• Page and application data records
'''

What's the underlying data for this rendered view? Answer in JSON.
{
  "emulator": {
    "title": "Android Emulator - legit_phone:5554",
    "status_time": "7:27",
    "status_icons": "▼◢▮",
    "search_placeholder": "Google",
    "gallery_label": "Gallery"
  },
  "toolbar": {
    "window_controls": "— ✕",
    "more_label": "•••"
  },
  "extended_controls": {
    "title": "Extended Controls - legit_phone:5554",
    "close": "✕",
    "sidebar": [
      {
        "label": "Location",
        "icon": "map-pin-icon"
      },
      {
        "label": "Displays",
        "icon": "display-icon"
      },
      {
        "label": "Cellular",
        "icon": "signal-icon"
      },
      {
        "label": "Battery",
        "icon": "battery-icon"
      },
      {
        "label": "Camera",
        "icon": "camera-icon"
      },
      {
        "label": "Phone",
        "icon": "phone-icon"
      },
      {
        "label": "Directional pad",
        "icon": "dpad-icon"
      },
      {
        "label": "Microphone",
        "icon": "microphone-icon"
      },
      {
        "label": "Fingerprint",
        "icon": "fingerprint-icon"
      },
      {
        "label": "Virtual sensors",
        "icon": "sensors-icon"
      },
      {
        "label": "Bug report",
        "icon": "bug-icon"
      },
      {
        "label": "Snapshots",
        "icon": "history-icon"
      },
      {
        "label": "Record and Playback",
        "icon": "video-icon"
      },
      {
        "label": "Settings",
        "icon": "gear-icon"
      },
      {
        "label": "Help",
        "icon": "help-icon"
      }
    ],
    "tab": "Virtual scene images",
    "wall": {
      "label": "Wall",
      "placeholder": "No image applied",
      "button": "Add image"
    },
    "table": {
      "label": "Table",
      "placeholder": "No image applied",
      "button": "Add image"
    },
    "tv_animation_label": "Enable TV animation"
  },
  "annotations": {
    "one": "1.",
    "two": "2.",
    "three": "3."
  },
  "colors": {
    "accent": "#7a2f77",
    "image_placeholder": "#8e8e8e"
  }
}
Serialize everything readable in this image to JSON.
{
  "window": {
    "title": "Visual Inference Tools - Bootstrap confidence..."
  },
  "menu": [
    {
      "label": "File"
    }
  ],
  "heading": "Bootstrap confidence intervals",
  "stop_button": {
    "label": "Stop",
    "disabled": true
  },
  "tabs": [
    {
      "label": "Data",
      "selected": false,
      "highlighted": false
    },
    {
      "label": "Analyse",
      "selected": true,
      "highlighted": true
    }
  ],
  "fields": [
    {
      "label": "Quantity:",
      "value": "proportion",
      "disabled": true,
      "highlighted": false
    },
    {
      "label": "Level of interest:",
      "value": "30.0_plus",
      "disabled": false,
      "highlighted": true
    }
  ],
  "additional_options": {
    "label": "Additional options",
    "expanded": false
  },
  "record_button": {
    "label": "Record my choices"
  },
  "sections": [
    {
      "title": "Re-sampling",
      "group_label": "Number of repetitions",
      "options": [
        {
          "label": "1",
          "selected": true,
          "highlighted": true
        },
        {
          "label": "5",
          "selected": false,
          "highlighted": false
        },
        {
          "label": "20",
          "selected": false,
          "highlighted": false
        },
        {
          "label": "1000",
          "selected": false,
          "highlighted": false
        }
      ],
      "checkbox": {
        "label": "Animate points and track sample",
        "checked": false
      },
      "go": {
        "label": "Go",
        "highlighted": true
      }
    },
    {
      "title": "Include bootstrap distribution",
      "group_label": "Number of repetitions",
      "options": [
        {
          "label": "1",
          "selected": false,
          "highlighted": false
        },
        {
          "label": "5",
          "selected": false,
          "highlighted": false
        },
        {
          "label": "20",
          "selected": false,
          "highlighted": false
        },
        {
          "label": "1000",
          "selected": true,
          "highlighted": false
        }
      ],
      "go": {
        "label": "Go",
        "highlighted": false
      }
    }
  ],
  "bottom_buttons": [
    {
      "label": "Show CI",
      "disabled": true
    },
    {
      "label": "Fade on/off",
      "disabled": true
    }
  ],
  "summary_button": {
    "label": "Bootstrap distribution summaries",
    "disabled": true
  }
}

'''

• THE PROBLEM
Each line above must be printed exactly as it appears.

• RESPONSE
What's the underlying data for this rendered view? Answer in JSON.
{
  "emulator": {
    "title": "Android Emulator - legit_phone:5554",
    "status_time": "7:27",
    "status_icons": "▼◢▮",
    "search_placeholder": "Google",
    "gallery_label": "Gallery"
  },
  "toolbar": {
    "window_controls": "— ✕",
    "more_label": "•••"
  },
  "extended_controls": {
    "title": "Extended Controls - legit_phone:5554",
    "close": "✕",
    "sidebar": [
      {
        "label": "Location",
        "icon": "map-pin-icon"
      },
      {
        "label": "Displays",
        "icon": "display-icon"
      },
      {
        "label": "Cellular",
        "icon": "signal-icon"
      },
      {
        "label": "Battery",
        "icon": "battery-icon"
      },
      {
        "label": "Camera",
        "icon": "camera-icon"
      },
      {
        "label": "Phone",
        "icon": "phone-icon"
      },
      {
        "label": "Directional pad",
        "icon": "dpad-icon"
      },
      {
        "label": "Microphone",
        "icon": "microphone-icon"
      },
      {
        "label": "Fingerprint",
        "icon": "fingerprint-icon"
      },
      {
        "label": "Virtual sensors",
        "icon": "sensors-icon"
      },
      {
        "label": "Bug report",
        "icon": "bug-icon"
      },
      {
        "label": "Snapshots",
        "icon": "history-icon"
      },
      {
        "label": "Record and Playback",
        "icon": "video-icon"
      },
      {
        "label": "Settings",
        "icon": "gear-icon"
      },
      {
        "label": "Help",
        "icon": "help-icon"
      }
    ],
    "tab": "Virtual scene images",
    "wall": {
      "label": "Wall",
      "placeholder": "No image applied",
      "button": "Add image"
    },
    "table": {
      "label": "Table",
      "placeholder": "No image applied",
      "button": "Add image"
    },
    "tv_animation_label": "Enable TV animation"
  },
  "annotations": {
    "one": "1.",
    "two": "2.",
    "three": "3."
  },
  "colors": {
    "accent": "#7a2f77",
    "image_placeholder": "#8e8e8e"
  }
}
Serialize everything readable in this image to JSON.
{
  "window": {
    "title": "Visual Inference Tools - Bootstrap confidence..."
  },
  "menu": [
    {
      "label": "File"
    }
  ],
  "heading": "Bootstrap confidence intervals",
  "stop_button": {
    "label": "Stop",
    "disabled": true
  },
  "tabs": [
    {
      "label": "Data",
      "selected": false,
      "highlighted": false
    },
    {
      "label": "Analyse",
      "selected": true,
      "highlighted": true
    }
  ],
  "fields": [
    {
      "label": "Quantity:",
      "value": "proportion",
      "disabled": true,
      "highlighted": false
    },
    {
      "label": "Level of interest:",
      "value": "30.0_plus",
      "disabled": false,
      "highlighted": true
    }
  ],
  "additional_options": {
    "label": "Additional options",
    "expanded": false
  },
  "record_button": {
    "label": "Record my choices"
  },
  "sections": [
    {
      "title": "Re-sampling",
      "group_label": "Number of repetitions",
      "options": [
        {
          "label": "1",
          "selected": true,
          "highlighted": true
        },
        {
          "label": "5",
          "selected": false,
          "highlighted": false
        },
        {
          "label": "20",
          "selected": false,
          "highlighted": false
        },
        {
          "label": "1000",
          "selected": false,
          "highlighted": false
        }
      ],
      "checkbox": {
        "label": "Animate points and track sample",
        "checked": false
      },
      "go": {
        "label": "Go",
        "highlighted": true
      }
    },
    {
      "title": "Include bootstrap distribution",
      "group_label": "Number of repetitions",
      "options": [
        {
          "label": "1",
          "selected": false,
          "highlighted": false
        },
        {
          "label": "5",
          "selected": false,
          "highlighted": false
        },
        {
          "label": "20",
          "selected": false,
          "highlighted": false
        },
        {
          "label": "1000",
          "selected": true,
          "highlighted": false
        }
      ],
      "go": {
        "label": "Go",
        "highlighted": false
      }
    }
  ],
  "bottom_buttons": [
    {
      "label": "Show CI",
      "disabled": true
    },
    {
      "label": "Fade on/off",
      "disabled": true
    }
  ],
  "summary_button": {
    "label": "Bootstrap distribution summaries",
    "disabled": true
  }
}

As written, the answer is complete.